= Beginning of Section =

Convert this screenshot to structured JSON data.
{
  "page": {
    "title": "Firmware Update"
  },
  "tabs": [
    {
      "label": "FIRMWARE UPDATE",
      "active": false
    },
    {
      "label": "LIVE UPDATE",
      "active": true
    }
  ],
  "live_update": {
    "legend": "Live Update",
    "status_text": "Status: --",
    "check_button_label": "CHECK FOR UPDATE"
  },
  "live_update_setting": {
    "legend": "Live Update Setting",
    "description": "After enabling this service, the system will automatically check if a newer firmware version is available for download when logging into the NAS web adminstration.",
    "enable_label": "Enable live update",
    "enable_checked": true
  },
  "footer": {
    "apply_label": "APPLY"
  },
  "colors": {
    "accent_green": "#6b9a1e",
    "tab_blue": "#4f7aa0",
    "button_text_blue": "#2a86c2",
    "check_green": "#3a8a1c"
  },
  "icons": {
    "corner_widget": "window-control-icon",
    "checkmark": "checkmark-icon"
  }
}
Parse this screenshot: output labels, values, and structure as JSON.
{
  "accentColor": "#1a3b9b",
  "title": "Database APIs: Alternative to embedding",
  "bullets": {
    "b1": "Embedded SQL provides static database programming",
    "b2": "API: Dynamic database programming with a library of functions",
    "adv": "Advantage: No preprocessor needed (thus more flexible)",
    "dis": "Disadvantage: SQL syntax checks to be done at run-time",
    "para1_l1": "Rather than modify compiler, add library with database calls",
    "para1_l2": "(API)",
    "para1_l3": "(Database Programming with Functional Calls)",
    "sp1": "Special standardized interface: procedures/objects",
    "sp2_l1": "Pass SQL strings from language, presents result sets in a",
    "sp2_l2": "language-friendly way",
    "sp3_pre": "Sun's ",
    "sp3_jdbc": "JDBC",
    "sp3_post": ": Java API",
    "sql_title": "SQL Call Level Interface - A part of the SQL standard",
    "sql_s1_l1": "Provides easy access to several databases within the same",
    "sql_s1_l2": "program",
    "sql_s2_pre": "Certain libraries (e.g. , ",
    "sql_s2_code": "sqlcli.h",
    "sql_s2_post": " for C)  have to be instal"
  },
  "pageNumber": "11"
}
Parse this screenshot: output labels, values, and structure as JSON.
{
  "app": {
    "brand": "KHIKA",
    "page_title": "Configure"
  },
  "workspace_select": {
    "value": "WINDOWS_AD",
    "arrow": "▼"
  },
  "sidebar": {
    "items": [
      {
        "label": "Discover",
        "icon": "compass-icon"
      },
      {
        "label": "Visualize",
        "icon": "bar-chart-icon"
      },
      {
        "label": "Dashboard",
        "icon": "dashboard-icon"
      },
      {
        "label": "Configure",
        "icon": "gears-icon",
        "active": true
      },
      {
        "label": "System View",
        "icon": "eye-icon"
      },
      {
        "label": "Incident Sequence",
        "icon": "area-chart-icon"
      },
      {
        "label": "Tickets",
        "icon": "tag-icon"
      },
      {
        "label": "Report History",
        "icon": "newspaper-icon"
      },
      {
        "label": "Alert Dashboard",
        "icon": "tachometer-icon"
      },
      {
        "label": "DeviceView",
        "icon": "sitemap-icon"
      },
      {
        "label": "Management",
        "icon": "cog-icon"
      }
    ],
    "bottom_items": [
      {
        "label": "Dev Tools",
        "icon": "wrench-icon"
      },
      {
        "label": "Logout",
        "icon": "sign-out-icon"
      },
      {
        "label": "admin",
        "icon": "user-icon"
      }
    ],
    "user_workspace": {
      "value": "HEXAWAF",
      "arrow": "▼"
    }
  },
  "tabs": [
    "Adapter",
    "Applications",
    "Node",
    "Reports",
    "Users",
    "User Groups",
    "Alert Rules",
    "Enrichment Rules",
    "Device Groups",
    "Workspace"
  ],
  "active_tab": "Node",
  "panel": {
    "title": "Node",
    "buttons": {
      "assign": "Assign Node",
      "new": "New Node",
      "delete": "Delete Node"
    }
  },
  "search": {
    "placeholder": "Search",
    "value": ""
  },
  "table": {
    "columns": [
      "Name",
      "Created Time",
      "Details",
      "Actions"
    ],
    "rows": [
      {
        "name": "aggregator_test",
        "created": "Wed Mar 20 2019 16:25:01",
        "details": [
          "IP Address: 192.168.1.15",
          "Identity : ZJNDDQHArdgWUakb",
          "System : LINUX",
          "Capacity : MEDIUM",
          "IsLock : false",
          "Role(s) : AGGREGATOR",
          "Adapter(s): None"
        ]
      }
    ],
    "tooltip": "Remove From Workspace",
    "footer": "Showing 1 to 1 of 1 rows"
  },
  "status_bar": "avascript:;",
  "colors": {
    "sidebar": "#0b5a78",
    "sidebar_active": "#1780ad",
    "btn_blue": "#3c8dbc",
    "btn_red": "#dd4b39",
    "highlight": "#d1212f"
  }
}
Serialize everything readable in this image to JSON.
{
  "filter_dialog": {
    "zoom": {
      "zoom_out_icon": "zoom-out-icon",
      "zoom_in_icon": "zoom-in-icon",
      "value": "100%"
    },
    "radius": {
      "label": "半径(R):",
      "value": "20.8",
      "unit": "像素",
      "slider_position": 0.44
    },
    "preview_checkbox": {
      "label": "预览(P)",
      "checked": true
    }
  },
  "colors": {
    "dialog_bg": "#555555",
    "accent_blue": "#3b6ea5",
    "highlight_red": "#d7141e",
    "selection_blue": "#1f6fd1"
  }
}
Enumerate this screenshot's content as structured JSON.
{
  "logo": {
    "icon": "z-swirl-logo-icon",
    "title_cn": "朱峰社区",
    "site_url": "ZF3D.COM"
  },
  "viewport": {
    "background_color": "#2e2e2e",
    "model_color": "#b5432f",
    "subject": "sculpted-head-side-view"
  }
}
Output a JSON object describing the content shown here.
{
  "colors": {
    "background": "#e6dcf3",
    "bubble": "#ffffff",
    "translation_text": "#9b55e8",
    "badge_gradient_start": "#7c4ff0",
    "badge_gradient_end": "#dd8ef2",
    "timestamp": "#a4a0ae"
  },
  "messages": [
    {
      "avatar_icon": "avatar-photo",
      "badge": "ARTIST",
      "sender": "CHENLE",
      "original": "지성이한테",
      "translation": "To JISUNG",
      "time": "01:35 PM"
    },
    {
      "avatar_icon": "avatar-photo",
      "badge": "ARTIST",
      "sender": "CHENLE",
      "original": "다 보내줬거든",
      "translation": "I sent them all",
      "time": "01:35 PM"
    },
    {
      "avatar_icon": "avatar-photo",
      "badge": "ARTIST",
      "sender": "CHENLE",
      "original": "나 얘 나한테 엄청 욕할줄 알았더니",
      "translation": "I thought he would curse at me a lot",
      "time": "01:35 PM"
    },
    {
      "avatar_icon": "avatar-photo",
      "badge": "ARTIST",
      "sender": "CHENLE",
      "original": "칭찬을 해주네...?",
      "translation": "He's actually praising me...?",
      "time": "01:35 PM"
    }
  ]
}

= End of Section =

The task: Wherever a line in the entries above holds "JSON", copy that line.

Problem solution:
Convert this screenshot to structured JSON data.
Parse this screenshot: output labels, values, and structure as JSON.
Parse this screenshot: output labels, values, and structure as JSON.
Serialize everything readable in this image to JSON.
Enumerate this screenshot's content as structured JSON.
Output a JSON object describing the content shown here.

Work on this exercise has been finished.